Your task is to reproduce the entries below word for word.

━━ DATA FOR PROCESSING ━━

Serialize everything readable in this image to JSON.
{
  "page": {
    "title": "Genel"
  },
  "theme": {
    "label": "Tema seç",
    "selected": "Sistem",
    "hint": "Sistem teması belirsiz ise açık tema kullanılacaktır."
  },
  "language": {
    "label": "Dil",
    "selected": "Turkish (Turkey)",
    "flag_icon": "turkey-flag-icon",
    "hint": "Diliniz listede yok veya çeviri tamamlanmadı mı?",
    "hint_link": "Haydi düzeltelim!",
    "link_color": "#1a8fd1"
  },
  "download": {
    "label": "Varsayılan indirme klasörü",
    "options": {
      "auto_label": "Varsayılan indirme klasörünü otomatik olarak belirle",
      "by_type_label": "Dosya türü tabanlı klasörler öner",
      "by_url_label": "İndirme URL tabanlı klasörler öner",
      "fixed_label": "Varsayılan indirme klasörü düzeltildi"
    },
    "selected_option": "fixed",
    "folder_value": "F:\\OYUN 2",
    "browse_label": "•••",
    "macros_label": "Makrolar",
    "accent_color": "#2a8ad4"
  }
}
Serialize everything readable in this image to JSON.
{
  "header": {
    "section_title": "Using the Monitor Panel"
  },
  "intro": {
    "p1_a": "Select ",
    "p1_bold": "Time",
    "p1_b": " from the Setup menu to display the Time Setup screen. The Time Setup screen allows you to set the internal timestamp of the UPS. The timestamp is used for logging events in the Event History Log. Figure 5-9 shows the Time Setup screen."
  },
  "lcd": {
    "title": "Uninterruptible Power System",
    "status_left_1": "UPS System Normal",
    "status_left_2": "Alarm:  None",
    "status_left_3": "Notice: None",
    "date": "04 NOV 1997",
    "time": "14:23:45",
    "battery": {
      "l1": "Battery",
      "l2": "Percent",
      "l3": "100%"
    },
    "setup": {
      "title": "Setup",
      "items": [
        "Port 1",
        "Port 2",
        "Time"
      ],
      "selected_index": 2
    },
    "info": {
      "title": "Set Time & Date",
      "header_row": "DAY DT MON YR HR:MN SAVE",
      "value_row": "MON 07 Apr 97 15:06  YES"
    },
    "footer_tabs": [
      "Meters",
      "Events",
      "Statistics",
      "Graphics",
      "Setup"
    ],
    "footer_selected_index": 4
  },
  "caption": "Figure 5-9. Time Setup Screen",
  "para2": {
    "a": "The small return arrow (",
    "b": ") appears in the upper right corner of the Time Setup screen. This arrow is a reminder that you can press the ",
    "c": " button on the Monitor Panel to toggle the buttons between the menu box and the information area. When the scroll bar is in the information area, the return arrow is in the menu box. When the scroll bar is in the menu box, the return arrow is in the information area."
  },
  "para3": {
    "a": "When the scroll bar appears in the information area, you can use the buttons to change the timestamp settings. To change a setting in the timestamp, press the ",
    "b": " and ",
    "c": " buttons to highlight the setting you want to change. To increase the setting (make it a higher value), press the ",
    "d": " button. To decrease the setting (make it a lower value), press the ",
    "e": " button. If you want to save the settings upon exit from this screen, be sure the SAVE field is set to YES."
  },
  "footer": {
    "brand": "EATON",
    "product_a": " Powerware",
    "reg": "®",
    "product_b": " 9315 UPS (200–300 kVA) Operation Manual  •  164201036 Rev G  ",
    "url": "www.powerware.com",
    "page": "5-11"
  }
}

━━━

- [YOUR SOLUTION]:
Serialize everything readable in this image to JSON.
{
  "page": {
    "title": "Genel"
  },
  "theme": {
    "label": "Tema seç",
    "selected": "Sistem",
    "hint": "Sistem teması belirsiz ise açık tema kullanılacaktır."
  },
  "language": {
    "label": "Dil",
    "selected": "Turkish (Turkey)",
    "flag_icon": "turkey-flag-icon",
    "hint": "Diliniz listede yok veya çeviri tamamlanmadı mı?",
    "hint_link": "Haydi düzeltelim!",
    "link_color": "#1a8fd1"
  },
  "download": {
    "label": "Varsayılan indirme klasörü",
    "options": {
      "auto_label": "Varsayılan indirme klasörünü otomatik olarak belirle",
      "by_type_label": "Dosya türü tabanlı klasörler öner",
      "by_url_label": "İndirme URL tabanlı klasörler öner",
      "fixed_label": "Varsayılan indirme klasörü düzeltildi"
    },
    "selected_option": "fixed",
    "folder_value": "F:\\OYUN 2",
    "browse_label": "•••",
    "macros_label": "Makrolar",
    "accent_color": "#2a8ad4"
  }
}
Serialize everything readable in this image to JSON.
{
  "header": {
    "section_title": "Using the Monitor Panel"
  },
  "intro": {
    "p1_a": "Select ",
    "p1_bold": "Time",
    "p1_b": " from the Setup menu to display the Time Setup screen. The Time Setup screen allows you to set the internal timestamp of the UPS. The timestamp is used for logging events in the Event History Log. Figure 5-9 shows the Time Setup screen."
  },
  "lcd": {
    "title": "Uninterruptible Power System",
    "status_left_1": "UPS System Normal",
    "status_left_2": "Alarm:  None",
    "status_left_3": "Notice: None",
    "date": "04 NOV 1997",
    "time": "14:23:45",
    "battery": {
      "l1": "Battery",
      "l2": "Percent",
      "l3": "100%"
    },
    "setup": {
      "title": "Setup",
      "items": [
        "Port 1",
        "Port 2",
        "Time"
      ],
      "selected_index": 2
    },
    "info": {
      "title": "Set Time & Date",
      "header_row": "DAY DT MON YR HR:MN SAVE",
      "value_row": "MON 07 Apr 97 15:06  YES"
    },
    "footer_tabs": [
      "Meters",
      "Events",
      "Statistics",
      "Graphics",
      "Setup"
    ],
    "footer_selected_index": 4
  },
  "caption": "Figure 5-9. Time Setup Screen",
  "para2": {
    "a": "The small return arrow (",
    "b": ") appears in the upper right corner of the Time Setup screen. This arrow is a reminder that you can press the ",
    "c": " button on the Monitor Panel to toggle the buttons between the menu box and the information area. When the scroll bar is in the information area, the return arrow is in the menu box. When the scroll bar is in the menu box, the return arrow is in the information area."
  },
  "para3": {
    "a": "When the scroll bar appears in the information area, you can use the buttons to change the timestamp settings. To change a setting in the timestamp, press the ",
    "b": " and ",
    "c": " buttons to highlight the setting you want to change. To increase the setting (make it a higher value), press the ",
    "d": " button. To decrease the setting (make it a lower value), press the ",
    "e": " button. If you want to save the settings upon exit from this screen, be sure the SAVE field is set to YES."
  },
  "footer": {
    "brand": "EATON",
    "product_a": " Powerware",
    "reg": "®",
    "product_b": " 9315 UPS (200–300 kVA) Operation Manual  •  164201036 Rev G  ",
    "url": "www.powerware.com",
    "page": "5-11"
  }
}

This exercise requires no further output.